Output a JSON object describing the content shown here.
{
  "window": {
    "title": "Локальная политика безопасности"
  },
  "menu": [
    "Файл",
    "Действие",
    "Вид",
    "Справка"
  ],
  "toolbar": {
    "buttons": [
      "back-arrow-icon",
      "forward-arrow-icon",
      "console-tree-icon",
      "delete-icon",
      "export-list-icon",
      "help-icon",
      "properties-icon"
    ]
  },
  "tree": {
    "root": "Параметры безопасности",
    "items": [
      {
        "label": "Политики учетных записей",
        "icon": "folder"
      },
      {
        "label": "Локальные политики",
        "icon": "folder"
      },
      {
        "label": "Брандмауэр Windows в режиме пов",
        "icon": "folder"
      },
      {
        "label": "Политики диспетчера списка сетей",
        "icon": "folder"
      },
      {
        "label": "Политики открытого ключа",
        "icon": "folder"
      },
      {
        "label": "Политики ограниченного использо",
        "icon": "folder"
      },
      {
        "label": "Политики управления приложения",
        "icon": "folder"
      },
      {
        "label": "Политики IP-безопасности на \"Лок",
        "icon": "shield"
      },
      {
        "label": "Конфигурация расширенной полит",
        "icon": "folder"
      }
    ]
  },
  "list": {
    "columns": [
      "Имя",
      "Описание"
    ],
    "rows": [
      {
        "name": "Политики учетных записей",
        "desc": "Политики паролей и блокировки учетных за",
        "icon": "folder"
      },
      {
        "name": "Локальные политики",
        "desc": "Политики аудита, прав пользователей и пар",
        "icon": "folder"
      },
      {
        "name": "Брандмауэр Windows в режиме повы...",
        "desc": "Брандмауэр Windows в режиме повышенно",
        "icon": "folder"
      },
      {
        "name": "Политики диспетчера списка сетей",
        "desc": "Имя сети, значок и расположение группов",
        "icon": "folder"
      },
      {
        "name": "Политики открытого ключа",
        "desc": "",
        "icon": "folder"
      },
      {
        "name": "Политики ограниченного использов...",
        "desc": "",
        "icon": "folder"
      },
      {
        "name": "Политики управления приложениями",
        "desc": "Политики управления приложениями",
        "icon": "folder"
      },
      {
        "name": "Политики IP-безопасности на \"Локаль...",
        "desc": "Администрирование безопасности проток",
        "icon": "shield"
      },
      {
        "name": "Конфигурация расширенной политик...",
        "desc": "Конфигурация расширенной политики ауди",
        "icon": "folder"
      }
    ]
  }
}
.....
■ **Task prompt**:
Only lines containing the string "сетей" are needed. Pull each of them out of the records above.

■ **Output for this exercise**:
        "label": "Политики диспетчера списка сетей",
        "name": "Политики диспетчера списка сетей",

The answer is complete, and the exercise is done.